In the Biblical account of how things came to be and of how they are to be fulfilled, the place of light is very much part of the scenario. According to Scripture it is the first act, the first gift, of creation. When ‘in the beginning all was without form and void…GOD said, Let there be light, and there was light’… light in its simplicity, pure, undifferentiated, unmediated; as yet there are neither suns nor stars, neither galaxies nor constellations – there is just light, created light, ‘and GOD saw that it was good’.
And then at the end, when history has run its course and all things are to be gathered up into GOD, John the Seer ‘on the island called Patmos because of the word of GOD and the testimony of Jesus’, speaks of the Uncreated Light into which creation, healed and restored, is to be taken. He speaks of a radiance and a glory which surpass anything which can be described or imagined.
Perhaps it is not surprising that the attention of our Biblical forefathers should have been so caught by the concept of light. They lived in a climate in which the natural light was strong and clear and immediate, and for whom artificial light from candles and lamps was feeble and uncertain. Perhaps it was because of the sheer clarity of the natural light that the prophets and seers of Israel came to discern something of the nature of GOD himself.
And when later on, in the fullness of time, there appeared One who said of himself that he was ‘the light of the world’, those who were his witnesses came to perceive still more of the nature of GOD. Prophets and Psalmists, Apostles and Evangelists, these were men to whom it was given see into and beyond physical appearances and contingencies, and were able to glimpse something of the nature of ultimate Reality.
From Genesis to Revelation it is the testimony of these seers that ‘GOD is light and in him is no darkness at all’, that he ‘dwells in unapproach- able light’, and that clothed with majesty and splendour he wraps himself with light as with a garment.
This is both the light which shone forth in the beginning, the primal light which is the source of all life. It is also the light which among other things Moses encountered in the bush in the desert, which led Israel out of the darkness of their Egyptian bondage, which came to reside among his people in the Tabernacle and then in the Temple built by Solomon, which shone from Jesus on the holy mountain of the Transfigur- ation, and which struck down Saul on the road to Damascus. And this is the light which John the seer describes shining from the heavenly Jerusalem – which has no need of sun or moon, for the glory of GOD is its light. And by this light – this ‘marvellous light’ S. Peter calls it – the nations of the world are to be scrutinized and searched out, and by it all things are to be made new.
But how can we bear the weight of that glory? Like Isaiah when he saw the Lord high and lifted up in the Temple in Jerusalem, we would be utterly overwhelmed by it and lost.

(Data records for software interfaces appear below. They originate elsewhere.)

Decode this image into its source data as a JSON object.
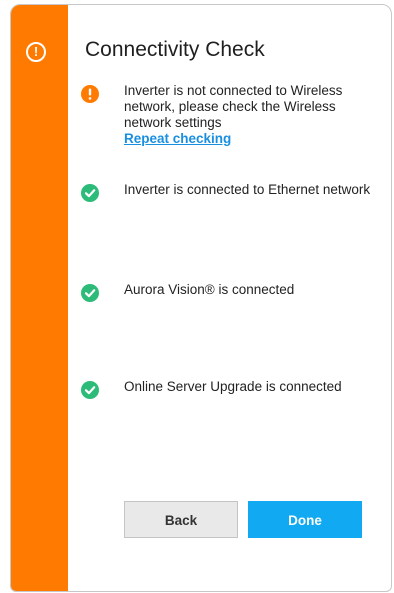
{
  "dialog": {
    "title": "Connectivity Check",
    "side_icon": "warning-circle-icon",
    "accent_color": "#ff7a00"
  },
  "items": [
    {
      "status": "warning",
      "icon": "exclamation-circle-icon",
      "icon_color": "#ff7a00",
      "text": "Inverter is not connected to Wireless network, please check the Wireless network settings",
      "link": "Repeat checking"
    },
    {
      "status": "ok",
      "icon": "check-circle-icon",
      "icon_color": "#2dbb7a",
      "text": "Inverter is connected to Ethernet network"
    },
    {
      "status": "ok",
      "icon": "check-circle-icon",
      "icon_color": "#2dbb7a",
      "text": "Aurora Vision® is connected"
    },
    {
      "status": "ok",
      "icon": "check-circle-icon",
      "icon_color": "#2dbb7a",
      "text": "Online Server Upgrade is connected"
    }
  ],
  "buttons": {
    "back_label": "Back",
    "done_label": "Done",
    "done_color": "#11aaf2"
  }
}
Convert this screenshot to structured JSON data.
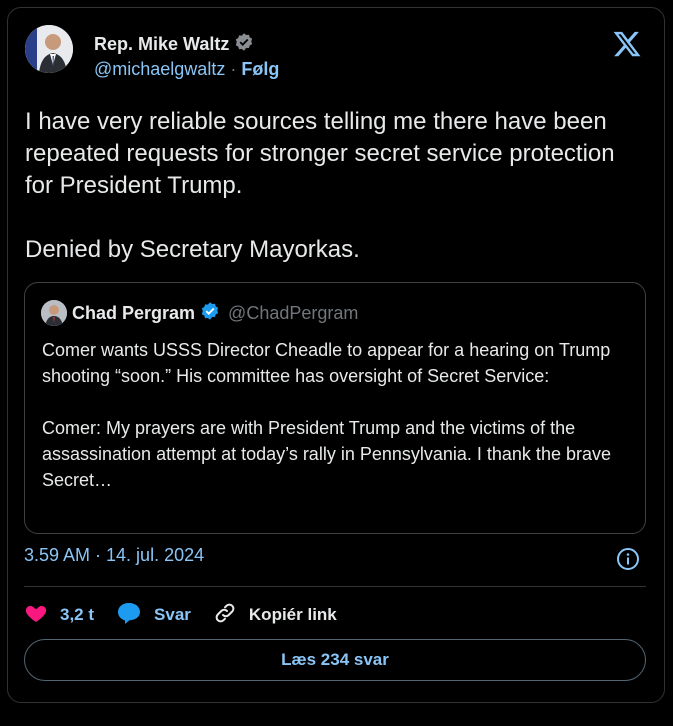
{
  "author": {
    "name": "Rep. Mike Waltz",
    "handle": "@michaelgwaltz",
    "separator": "·",
    "follow_label": "Følg"
  },
  "tweet": {
    "text": "I have very reliable sources telling me there have been repeated requests for stronger secret service protection for President Trump.\n\nDenied by Secretary Mayorkas."
  },
  "quote": {
    "name": "Chad Pergram",
    "handle": "@ChadPergram",
    "text": "Comer wants USSS Director Cheadle to appear for a hearing on Trump shooting “soon.” His committee has oversight of Secret Service:\n\nComer: My prayers are with President Trump and the victims of the assassination attempt at today’s rally in Pennsylvania. I thank the brave Secret…"
  },
  "meta": {
    "timestamp": "3.59 AM · 14. jul. 2024"
  },
  "actions": {
    "like_count": "3,2 t",
    "reply_label": "Svar",
    "copy_link_label": "Kopiér link"
  },
  "read_replies_label": "Læs 234 svar",
  "icons": {
    "verified": "verified-badge-icon",
    "x_logo": "x-logo-icon",
    "info": "info-icon",
    "like": "heart-icon",
    "reply": "reply-bubble-icon",
    "link": "link-icon"
  },
  "colors": {
    "accent": "#8ac5f7",
    "like": "#f91880",
    "reply": "#1d9bf0",
    "verified": "#1d9bf0"
  }
}
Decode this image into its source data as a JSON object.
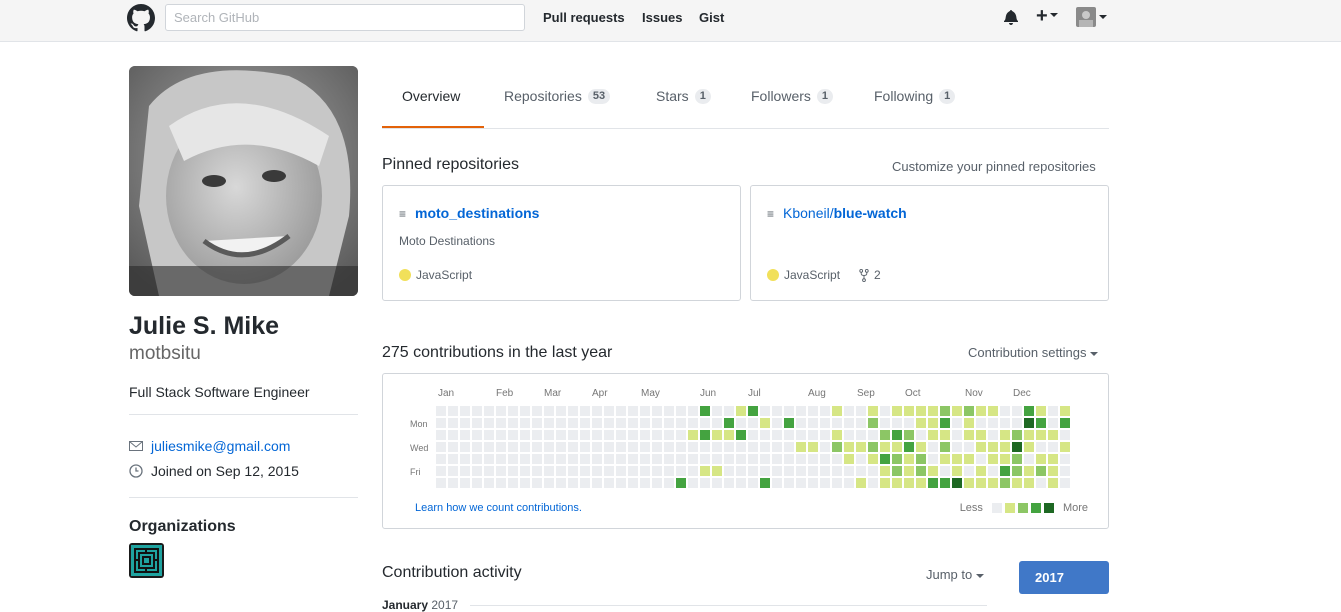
{
  "header": {
    "search_placeholder": "Search GitHub",
    "nav": [
      "Pull requests",
      "Issues",
      "Gist"
    ],
    "icons": [
      "github-logo-icon",
      "bell-icon",
      "plus-icon",
      "avatar"
    ]
  },
  "profile": {
    "name": "Julie S. Mike",
    "username": "motbsitu",
    "bio": "Full Stack Software Engineer",
    "email": "juliesmike@gmail.com",
    "joined": "Joined on Sep 12, 2015",
    "organizations_title": "Organizations"
  },
  "tabs": [
    {
      "label": "Overview",
      "count": null
    },
    {
      "label": "Repositories",
      "count": "53"
    },
    {
      "label": "Stars",
      "count": "1"
    },
    {
      "label": "Followers",
      "count": "1"
    },
    {
      "label": "Following",
      "count": "1"
    }
  ],
  "pinned": {
    "title": "Pinned repositories",
    "customize": "Customize your pinned repositories",
    "repos": [
      {
        "name": "moto_destinations",
        "owner": "",
        "description": "Moto Destinations",
        "language": "JavaScript",
        "forks": ""
      },
      {
        "name": "blue-watch",
        "owner": "Kboneil/",
        "description": "",
        "language": "JavaScript",
        "forks": "2"
      }
    ],
    "language_color": "#f1e05a"
  },
  "contributions": {
    "title": "275 contributions in the last year",
    "settings": "Contribution settings",
    "months": [
      "Jan",
      "Feb",
      "Mar",
      "Apr",
      "May",
      "Jun",
      "Jul",
      "Aug",
      "Sep",
      "Oct",
      "Nov",
      "Dec"
    ],
    "days": [
      "Mon",
      "Wed",
      "Fri"
    ],
    "learn_link": "Learn how we count contributions.",
    "legend_less": "Less",
    "legend_more": "More",
    "colors": [
      "#ebedf0",
      "#d6e685",
      "#8cc665",
      "#44a340",
      "#1e6823"
    ]
  },
  "activity": {
    "title": "Contribution activity",
    "jump_to": "Jump to",
    "year": "2017",
    "month_heading": "January",
    "month_year": "2017"
  }
}
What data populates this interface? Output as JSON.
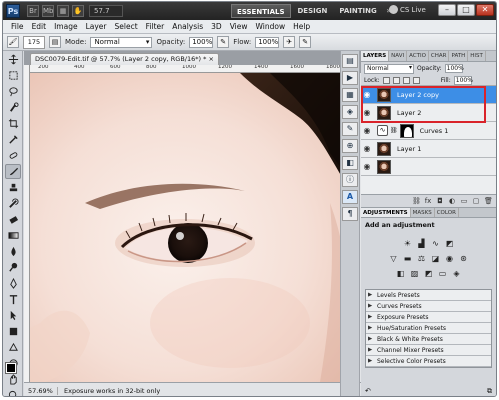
{
  "app": {
    "logo": "Ps",
    "zoom": "57.7",
    "workspaces": [
      "ESSENTIALS",
      "DESIGN",
      "PAINTING"
    ],
    "active_workspace": "ESSENTIALS",
    "more": "»",
    "cs_live": "CS Live",
    "win_minimize": "–",
    "win_maximize": "□",
    "win_close": "✕"
  },
  "menu": [
    "File",
    "Edit",
    "Image",
    "Layer",
    "Select",
    "Filter",
    "Analysis",
    "3D",
    "View",
    "Window",
    "Help"
  ],
  "options": {
    "brush_size": "175",
    "mode_label": "Mode:",
    "mode_value": "Normal",
    "opacity_label": "Opacity:",
    "opacity_value": "100%",
    "flow_label": "Flow:",
    "flow_value": "100%"
  },
  "document": {
    "tab_title": "DSC0079-Edit.tif @ 57.7% (Layer 2 copy, RGB/16*) *",
    "tab_close": "×",
    "ruler_marks": [
      "200",
      "400",
      "600",
      "800",
      "1000",
      "1200",
      "1400",
      "1600",
      "1800"
    ],
    "status_zoom": "57.69%",
    "status_message": "Exposure works in 32-bit only"
  },
  "layers_panel": {
    "tabs": [
      "LAYERS",
      "NAVI",
      "ACTIO",
      "CHAR",
      "PATH",
      "HIST"
    ],
    "blend_mode": "Normal",
    "opacity_label": "Opacity:",
    "opacity_value": "100%",
    "lock_label": "Lock:",
    "fill_label": "Fill:",
    "fill_value": "100%",
    "layers": [
      {
        "name": "Layer 2 copy",
        "selected": true,
        "type": "image"
      },
      {
        "name": "Layer 2",
        "selected": false,
        "type": "image"
      },
      {
        "name": "Curves 1",
        "selected": false,
        "type": "adjustment"
      },
      {
        "name": "Layer 1",
        "selected": false,
        "type": "image"
      },
      {
        "name": "",
        "selected": false,
        "type": "image"
      }
    ],
    "highlight_color": "#d9232a",
    "selected_color": "#3d8ee6"
  },
  "adjustments_panel": {
    "tabs": [
      "ADJUSTMENTS",
      "MASKS",
      "COLOR"
    ],
    "title": "Add an adjustment",
    "presets": [
      "Levels Presets",
      "Curves Presets",
      "Exposure Presets",
      "Hue/Saturation Presets",
      "Black & White Presets",
      "Channel Mixer Presets",
      "Selective Color Presets"
    ]
  }
}
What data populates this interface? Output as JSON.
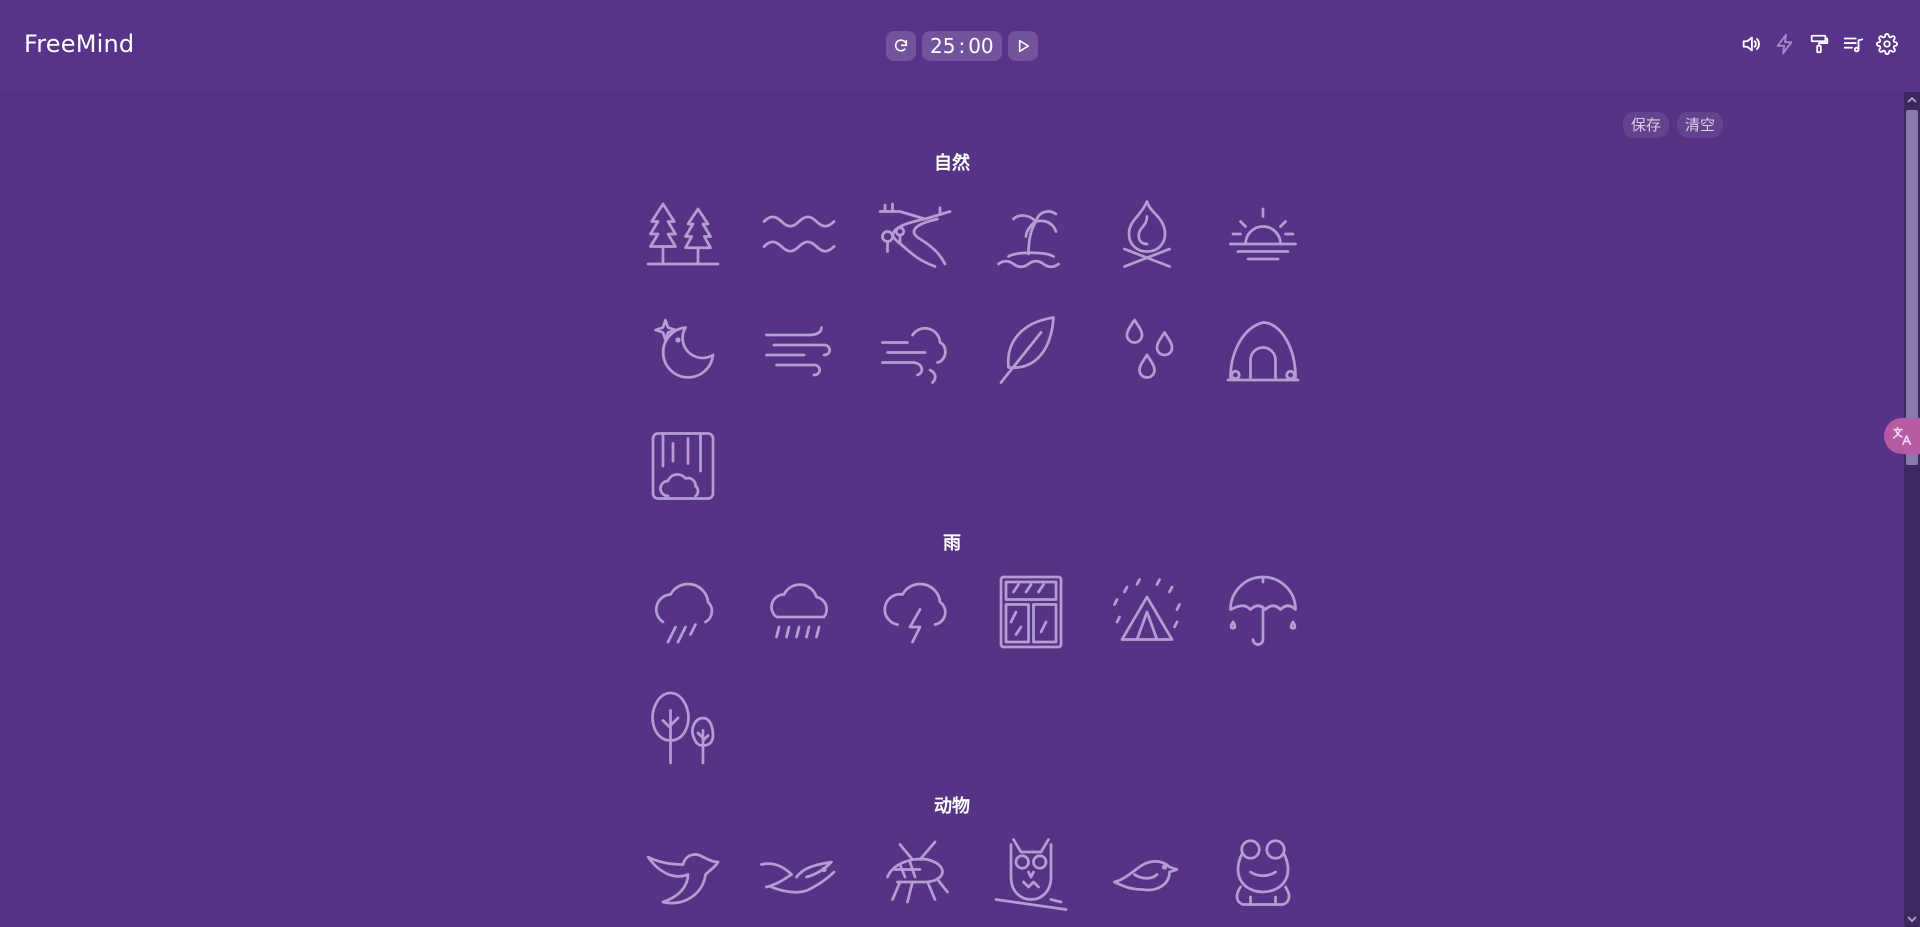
{
  "app": {
    "title": "FreeMind"
  },
  "timer": {
    "minutes": "25",
    "separator": ":",
    "seconds": "00",
    "reset_icon": "refresh-icon",
    "play_icon": "play-icon"
  },
  "toolbar": {
    "icons": [
      "volume-icon",
      "lightning-icon",
      "paint-roller-icon",
      "playlist-icon",
      "gear-icon"
    ]
  },
  "actions": {
    "save_label": "保存",
    "clear_label": "清空"
  },
  "sections": [
    {
      "title": "自然",
      "items": [
        "forest-icon",
        "waves-icon",
        "river-icon",
        "palm-island-icon",
        "campfire-icon",
        "sunrise-icon",
        "night-moon-icon",
        "wind-icon",
        "wind-cloud-icon",
        "leaf-icon",
        "water-drops-icon",
        "cave-icon",
        "waterfall-icon"
      ]
    },
    {
      "title": "雨",
      "items": [
        "rain-cloud-icon",
        "heavy-rain-icon",
        "thunder-cloud-icon",
        "rain-window-icon",
        "rain-tent-icon",
        "umbrella-icon",
        "rain-trees-icon"
      ]
    },
    {
      "title": "动物",
      "items": [
        "bird-icon",
        "seagull-icon",
        "cricket-icon",
        "owl-icon",
        "small-bird-icon",
        "frog-icon"
      ]
    }
  ],
  "colors": {
    "background": "#563385",
    "icon_stroke": "#b49dd3",
    "accent_badge": "#b55aa3"
  },
  "floating_badge": {
    "icon": "translate-icon"
  }
}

But GOD deals with us mercifully. He shows us his glory, indeed he wills to make us partakers of it, but he does so ‘here a little, there a little’, gleam by gleam, and flash by flash. The Uncreated Light comes to us, shines upon us, but refracted as it were, in the way that created light is refracted into its constituent colours when it passes through a prism.
But once a year, on Trinity Sunday, we are encouraged to screw up our eyes, so to speak, and try to look into that ‘deep but dazzling darkness’ (as Henry Vaughan the 17th century Welsh poet called it) which is GOD himself. For the rest of the year as the Sundays and weeks go by from Advent to Advent, we are shown one after another, some of the various aspects and facets of GOD’s being and activity – his power and resourcefulness as Creator and Lord of history – his mercy and love and his longing for us shown in the life of Jesus of Nazareth – his sanctifying grace and energy in the work of the Holy Spirit and in the lives of the Saints.
And not only in our liturgical observances, but at all times, and in all seasons and places, we are given – if only we will look – glimpses and gleams of the Uncreated Light of the Divine Glory refracted in the loving, wise, noble and understanding actions and attitudes of human beings. In countless and unexpected ways the light of GOD plays around us ‘lovely in limbs and lovely in eyes not his’. For as Hopkins reminds us, we live in a world ‘charged with the grandeur of GOD’.
It is perhaps not without significance that when John the Seer, interned on Patmos, tried to describe what he saw when the door was opened in Heaven, he wrote of seeing One seated on a throne who appeared like jasper and carnelian, and round the throne was a rainbow – a rainbow – refracted light.
A rainbow round the throne. A rainbow speaks of variety – a variety of colour held together in the single entity of the bow. So the rainbow round the throne of GOD is a reminder that among the shadows and half-lights of created existence we can glimpse, ‘here a little, there a little’, something of the glory that is to be revealed to us and in us.
Here we peer through the glass dimly to discern the One who is seated on the throne, the One who is the Source of all light, Uncreated and created, the Source of all Unity and Multiplicity.
And in the darkness of faith, and in all our unknowing, we acknowledge the glory of the eternal Trinity, and in the power of the Divine Majesty we worship the Unity.